Complete your own table describing a real or imaginary HAPPY person. Be ready to defend your opinion in a small-group conversation.
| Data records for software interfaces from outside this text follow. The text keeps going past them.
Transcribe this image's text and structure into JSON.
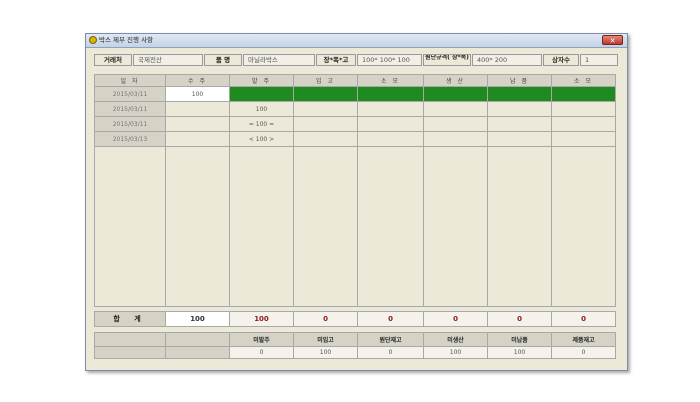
{
  "window": {
    "title": "박스 제부 진행 사항",
    "close_label": "✕"
  },
  "header": {
    "client_label": "거래처",
    "client_value": "국제전산",
    "product_label": "품 명",
    "product_value": "마닐라박스",
    "dims_label": "장*폭*고",
    "dims_value": "100* 100* 100",
    "cut_label": "원단규격( 장*폭)",
    "cut_value": "400* 200",
    "boxes_label": "상자수",
    "boxes_value": "1"
  },
  "table": {
    "columns": [
      "일 자",
      "수 주",
      "발 주",
      "입 고",
      "소 모",
      "생 산",
      "납 품",
      "소 모"
    ],
    "rows": [
      {
        "date": "2015/03/11",
        "order": "100",
        "purchase": "",
        "green": true
      },
      {
        "date": "2015/03/11",
        "order": "",
        "purchase": "100",
        "green": false
      },
      {
        "date": "2015/03/11",
        "order": "",
        "purchase": "= 100 =",
        "green": false
      },
      {
        "date": "2015/03/13",
        "order": "",
        "purchase": "< 100 >",
        "green": false
      }
    ],
    "total": {
      "label": "합 계",
      "values": [
        "100",
        "100",
        "0",
        "0",
        "0",
        "0",
        "0"
      ]
    }
  },
  "summary": {
    "headers": [
      "미발주",
      "미입고",
      "원단재고",
      "미생산",
      "미납품",
      "제품재고"
    ],
    "values": [
      "0",
      "100",
      "0",
      "100",
      "100",
      "0"
    ]
  },
  "colors": {
    "progress_fill": "#1f8a1f",
    "window_bg": "#ece9d8"
  }
}
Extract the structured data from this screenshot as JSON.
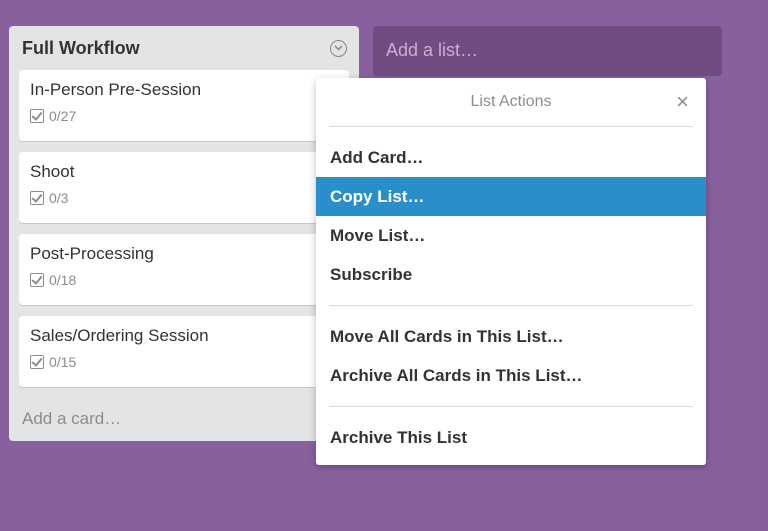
{
  "list": {
    "title": "Full Workflow",
    "menu_icon": "chevron-down-circle-icon",
    "cards": [
      {
        "title": "In-Person Pre-Session",
        "checklist": "0/27"
      },
      {
        "title": "Shoot",
        "checklist": "0/3"
      },
      {
        "title": "Post-Processing",
        "checklist": "0/18"
      },
      {
        "title": "Sales/Ordering Session",
        "checklist": "0/15"
      }
    ],
    "add_card_label": "Add a card…"
  },
  "add_list": {
    "label": "Add a list…"
  },
  "popover": {
    "title": "List Actions",
    "close_icon": "×",
    "group1": [
      "Add Card…",
      "Copy List…",
      "Move List…",
      "Subscribe"
    ],
    "group2": [
      "Move All Cards in This List…",
      "Archive All Cards in This List…"
    ],
    "group3": [
      "Archive This List"
    ],
    "active_item": "Copy List…"
  },
  "colors": {
    "board_bg": "#89609e",
    "list_bg": "#e2e4e6",
    "highlight": "#298fca"
  }
}
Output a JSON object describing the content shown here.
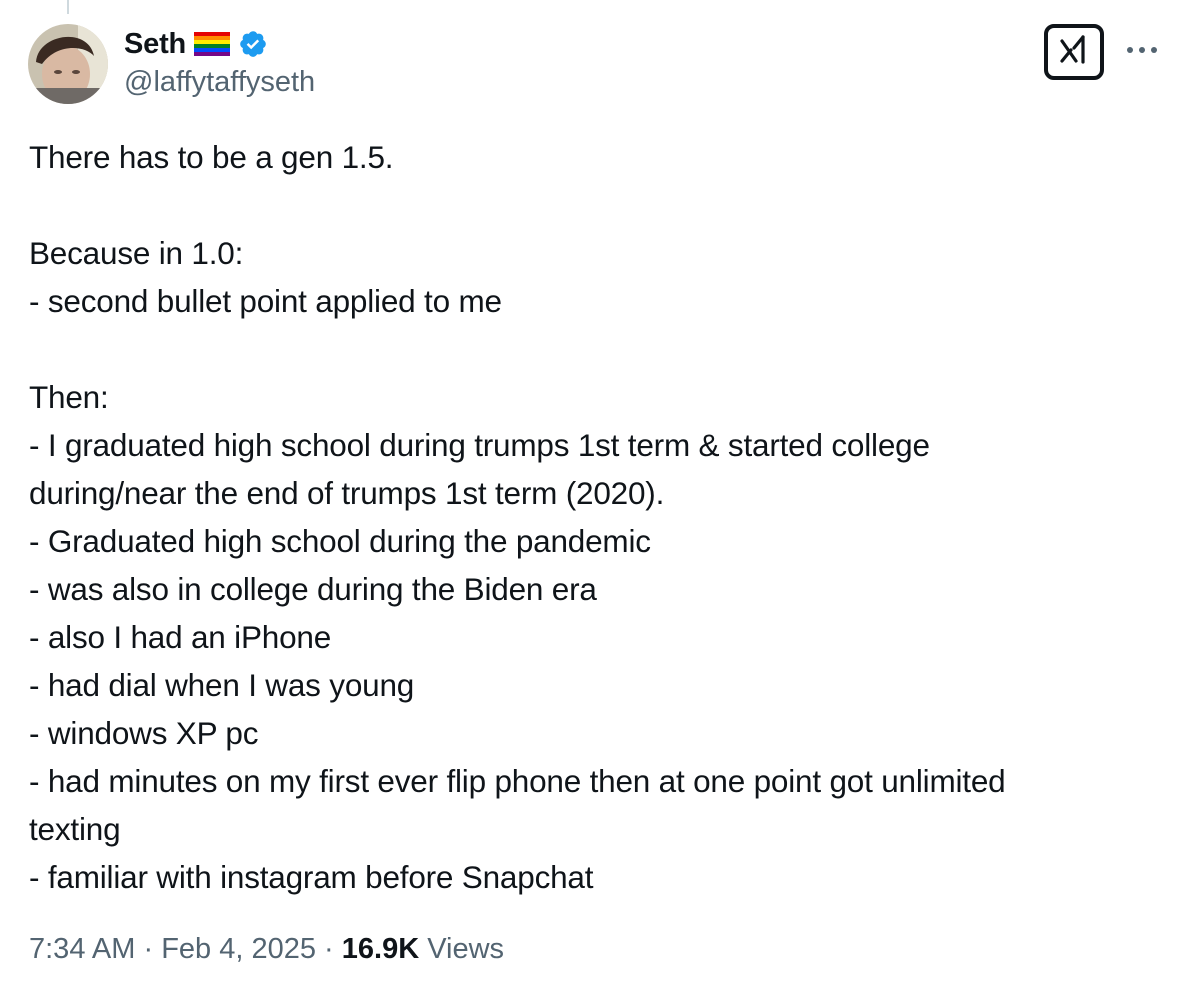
{
  "author": {
    "display_name": "Seth",
    "handle": "@laffytaffyseth",
    "flag_icon": "rainbow-flag-icon",
    "verified_icon": "verified-badge-icon",
    "verified_color": "#1d9bf0"
  },
  "actions": {
    "grok_icon": "grok-icon",
    "more_icon": "more-horizontal-icon"
  },
  "tweet": {
    "lines": [
      "There has to be a gen 1.5.",
      "",
      "Because in 1.0:",
      "- second bullet point applied to me",
      "",
      "Then:",
      "- I graduated high school during trumps 1st term & started college",
      "during/near the end of trumps 1st term (2020).",
      "- Graduated high school during the pandemic",
      "- was also in college during the Biden era",
      "- also I had an iPhone",
      "- had dial when I was young",
      "- windows XP pc",
      "- had minutes on my first ever flip phone then at one point got unlimited",
      "texting",
      "- familiar with instagram before Snapchat"
    ]
  },
  "meta": {
    "time": "7:34 AM",
    "separator": " · ",
    "date": "Feb 4, 2025",
    "views_count": "16.9K",
    "views_label": "Views"
  }
}
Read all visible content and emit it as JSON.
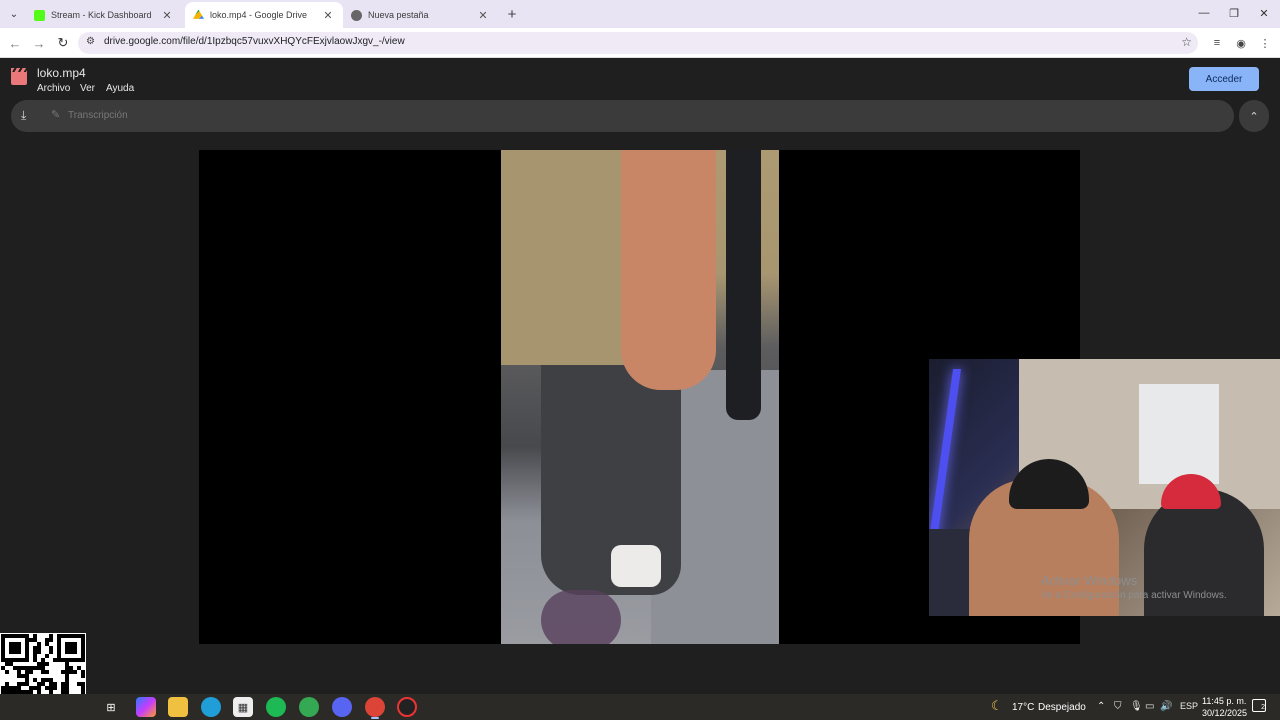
{
  "browser": {
    "tabs": [
      {
        "title": "Stream - Kick Dashboard",
        "favicon": "kick-icon",
        "active": false
      },
      {
        "title": "loko.mp4 - Google Drive",
        "favicon": "google-drive-icon",
        "active": true
      },
      {
        "title": "Nueva pestaña",
        "favicon": "chrome-icon",
        "active": false
      }
    ],
    "url": "drive.google.com/file/d/1Ipzbqc57vuxvXHQYcFExjvlaowJxgv_-/view"
  },
  "drive": {
    "file_name": "loko.mp4",
    "menu": [
      "Archivo",
      "Ver",
      "Ayuda"
    ],
    "login_label": "Acceder",
    "transcript_label": "Transcripción"
  },
  "watermark": {
    "title": "Activar Windows",
    "subtitle": "Ve a Configuración para activar Windows."
  },
  "taskbar": {
    "weather_temp": "17°C",
    "weather_desc": "Despejado",
    "language": "ESP",
    "time": "11:45 p. m.",
    "date": "30/12/2025",
    "notifications": "2"
  },
  "colors": {
    "accent": "#8ab4f8",
    "viewer_bg": "#1f1f1f",
    "taskbar_bg": "#2b2a26"
  }
}
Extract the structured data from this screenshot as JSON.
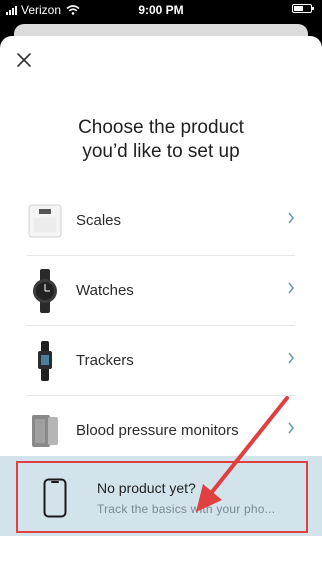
{
  "status_bar": {
    "carrier": "Verizon",
    "time": "9:00 PM"
  },
  "title_line1": "Choose the product",
  "title_line2": "you’d like to set up",
  "products": [
    {
      "label": "Scales",
      "icon": "scale-icon"
    },
    {
      "label": "Watches",
      "icon": "watch-icon"
    },
    {
      "label": "Trackers",
      "icon": "tracker-icon"
    },
    {
      "label": "Blood pressure monitors",
      "icon": "blood-pressure-monitor-icon"
    }
  ],
  "banner": {
    "title": "No product yet?",
    "subtitle": "Track the basics with your pho..."
  },
  "colors": {
    "accent_chevron": "#6e9bb4",
    "banner_bg": "#d3e3ec",
    "highlight": "#e04040"
  }
}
ConclusionThe skill of teaching group work depends on finding ways of intervening to improve performance without impinging on practice in the independent structuring of a conversation. Students should not feel they have no support, but should also take responsibility for keeping their own conversation going. The final speaking task is intended to be accomplished without the intervention of the teacher, who is nonetheless available to advise/motivate groups who have problems. In the final activities, students are developing their ability to survive in English and to keep a conversation going, so any intervention defeats these aims. However, demonstration of the task in whole-class sessions by the teacher and selected students, allows the teacher to intervene and forestall problems. Prediction and practice of useful language can also be attempted in the preparatory activities. Practice in turn-exchanging, checking comprehension, asking for clarification, agreeing/disagreeing, expressing opinions can all be practised independently of the tasks in the demonstration stages. In large classes, observation by the teacher and active classroom circulation is also recommended, to further prevent students developing a limited group-code through which they can communicate among themselves, but with no one else. Some situations may require the teacher to interrupt the task to demonstrate or troubleshoot, but the main objective of this set of exercises is to lead students in stages to a fully independent small-group conversation in English.
The Internet TESL Journal, Vol. VIII, No. 7, July 2002